[Task item]:
Would you show every line from the records that holds "için"?
BEGIN Material to process
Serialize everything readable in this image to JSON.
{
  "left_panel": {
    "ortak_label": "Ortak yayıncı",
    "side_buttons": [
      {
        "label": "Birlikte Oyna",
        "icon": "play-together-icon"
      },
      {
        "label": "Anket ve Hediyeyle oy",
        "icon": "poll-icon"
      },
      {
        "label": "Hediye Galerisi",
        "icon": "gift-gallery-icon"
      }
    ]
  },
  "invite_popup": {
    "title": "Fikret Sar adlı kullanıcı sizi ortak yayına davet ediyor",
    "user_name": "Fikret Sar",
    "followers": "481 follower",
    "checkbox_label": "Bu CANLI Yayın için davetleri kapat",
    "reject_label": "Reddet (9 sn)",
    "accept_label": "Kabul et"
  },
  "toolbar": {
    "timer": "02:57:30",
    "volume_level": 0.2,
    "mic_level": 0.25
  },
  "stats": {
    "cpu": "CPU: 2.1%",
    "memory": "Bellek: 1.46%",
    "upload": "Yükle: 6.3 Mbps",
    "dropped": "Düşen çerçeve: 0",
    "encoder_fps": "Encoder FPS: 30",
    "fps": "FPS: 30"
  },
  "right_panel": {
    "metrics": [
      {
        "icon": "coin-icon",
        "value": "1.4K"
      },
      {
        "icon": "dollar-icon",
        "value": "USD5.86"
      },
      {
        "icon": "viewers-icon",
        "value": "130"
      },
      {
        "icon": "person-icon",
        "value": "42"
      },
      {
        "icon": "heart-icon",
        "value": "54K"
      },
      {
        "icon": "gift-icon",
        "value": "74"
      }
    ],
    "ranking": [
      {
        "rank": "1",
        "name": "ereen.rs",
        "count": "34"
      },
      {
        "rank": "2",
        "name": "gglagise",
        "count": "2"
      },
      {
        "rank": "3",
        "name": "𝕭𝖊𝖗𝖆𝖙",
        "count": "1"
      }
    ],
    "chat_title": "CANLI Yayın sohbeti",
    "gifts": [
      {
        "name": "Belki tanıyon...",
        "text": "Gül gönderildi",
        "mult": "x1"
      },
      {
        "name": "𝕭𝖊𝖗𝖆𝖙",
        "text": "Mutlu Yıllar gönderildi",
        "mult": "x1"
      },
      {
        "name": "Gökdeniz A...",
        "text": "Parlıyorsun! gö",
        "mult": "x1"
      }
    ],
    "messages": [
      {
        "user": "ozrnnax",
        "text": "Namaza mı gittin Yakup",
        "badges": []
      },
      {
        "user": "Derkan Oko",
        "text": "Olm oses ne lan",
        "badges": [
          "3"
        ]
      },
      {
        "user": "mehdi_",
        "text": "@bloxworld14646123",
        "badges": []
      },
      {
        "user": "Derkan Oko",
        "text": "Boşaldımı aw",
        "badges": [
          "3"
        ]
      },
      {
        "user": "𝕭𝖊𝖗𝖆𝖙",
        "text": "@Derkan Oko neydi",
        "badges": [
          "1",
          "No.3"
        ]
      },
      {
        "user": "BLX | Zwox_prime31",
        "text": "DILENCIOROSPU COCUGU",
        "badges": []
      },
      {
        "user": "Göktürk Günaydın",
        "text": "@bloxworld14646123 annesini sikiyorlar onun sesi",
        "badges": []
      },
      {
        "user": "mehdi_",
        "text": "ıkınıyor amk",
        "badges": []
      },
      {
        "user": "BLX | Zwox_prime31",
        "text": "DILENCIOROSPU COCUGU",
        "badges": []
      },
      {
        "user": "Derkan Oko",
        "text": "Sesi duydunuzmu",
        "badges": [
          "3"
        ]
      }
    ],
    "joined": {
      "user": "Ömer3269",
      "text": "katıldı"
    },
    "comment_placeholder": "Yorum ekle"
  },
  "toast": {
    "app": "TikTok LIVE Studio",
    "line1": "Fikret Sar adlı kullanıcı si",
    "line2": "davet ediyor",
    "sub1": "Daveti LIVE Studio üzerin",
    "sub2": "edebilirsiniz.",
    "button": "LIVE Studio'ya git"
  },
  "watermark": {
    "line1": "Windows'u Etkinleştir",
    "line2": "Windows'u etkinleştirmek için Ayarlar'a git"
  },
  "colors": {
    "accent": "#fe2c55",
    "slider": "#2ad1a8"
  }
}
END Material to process
[Written answer]:
    "checkbox_label": "Bu CANLI Yayın için davetleri kapat",
    "line2": "Windows'u etkinleştirmek için Ayarlar'a git"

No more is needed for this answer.